#### PROBLEM REQUIREMENTS:
Count how many lines in the following data hold the word "Thread". Your answer is the number and nothing else.

# # # # # # #

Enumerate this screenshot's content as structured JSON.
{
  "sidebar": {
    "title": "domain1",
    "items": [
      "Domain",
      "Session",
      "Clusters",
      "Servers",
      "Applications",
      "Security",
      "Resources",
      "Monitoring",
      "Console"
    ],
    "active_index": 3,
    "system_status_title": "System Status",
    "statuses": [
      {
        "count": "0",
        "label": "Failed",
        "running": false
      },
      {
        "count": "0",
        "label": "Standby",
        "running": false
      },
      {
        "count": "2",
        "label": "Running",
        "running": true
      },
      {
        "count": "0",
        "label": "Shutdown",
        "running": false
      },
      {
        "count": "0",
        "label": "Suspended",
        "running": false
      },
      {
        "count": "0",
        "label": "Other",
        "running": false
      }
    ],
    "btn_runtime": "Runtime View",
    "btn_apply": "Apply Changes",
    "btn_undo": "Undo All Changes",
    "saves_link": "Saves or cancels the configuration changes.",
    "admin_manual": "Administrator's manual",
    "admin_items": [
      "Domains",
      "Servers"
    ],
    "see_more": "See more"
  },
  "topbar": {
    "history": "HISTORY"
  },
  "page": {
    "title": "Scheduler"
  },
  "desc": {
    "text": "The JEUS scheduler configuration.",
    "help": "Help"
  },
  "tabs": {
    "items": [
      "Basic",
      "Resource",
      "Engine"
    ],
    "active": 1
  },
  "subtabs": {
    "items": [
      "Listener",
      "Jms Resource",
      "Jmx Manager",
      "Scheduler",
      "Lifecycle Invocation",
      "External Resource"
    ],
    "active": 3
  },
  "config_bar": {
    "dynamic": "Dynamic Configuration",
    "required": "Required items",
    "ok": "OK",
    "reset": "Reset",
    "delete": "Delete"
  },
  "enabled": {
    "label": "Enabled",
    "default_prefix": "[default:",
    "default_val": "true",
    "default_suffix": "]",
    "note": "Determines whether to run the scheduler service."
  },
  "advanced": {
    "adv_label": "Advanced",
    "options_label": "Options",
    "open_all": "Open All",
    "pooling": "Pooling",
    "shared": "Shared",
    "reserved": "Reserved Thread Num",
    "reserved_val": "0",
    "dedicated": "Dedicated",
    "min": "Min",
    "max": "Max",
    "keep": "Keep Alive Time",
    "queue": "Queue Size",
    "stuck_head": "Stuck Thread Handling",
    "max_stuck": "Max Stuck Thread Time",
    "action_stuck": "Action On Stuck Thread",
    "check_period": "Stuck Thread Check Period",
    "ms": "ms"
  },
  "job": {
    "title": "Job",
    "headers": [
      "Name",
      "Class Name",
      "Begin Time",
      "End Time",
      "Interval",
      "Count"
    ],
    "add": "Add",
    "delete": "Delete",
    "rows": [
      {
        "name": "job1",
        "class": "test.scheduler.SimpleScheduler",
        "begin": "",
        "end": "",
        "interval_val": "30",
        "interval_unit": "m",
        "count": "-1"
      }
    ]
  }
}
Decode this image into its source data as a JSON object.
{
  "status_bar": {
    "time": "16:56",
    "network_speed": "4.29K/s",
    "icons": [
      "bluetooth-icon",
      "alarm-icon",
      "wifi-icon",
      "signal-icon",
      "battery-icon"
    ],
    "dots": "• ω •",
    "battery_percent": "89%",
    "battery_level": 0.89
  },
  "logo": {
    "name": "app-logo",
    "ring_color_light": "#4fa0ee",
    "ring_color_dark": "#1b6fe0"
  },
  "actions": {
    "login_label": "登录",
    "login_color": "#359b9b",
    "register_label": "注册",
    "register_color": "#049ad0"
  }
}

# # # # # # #

#### COMPLETED TASK:
5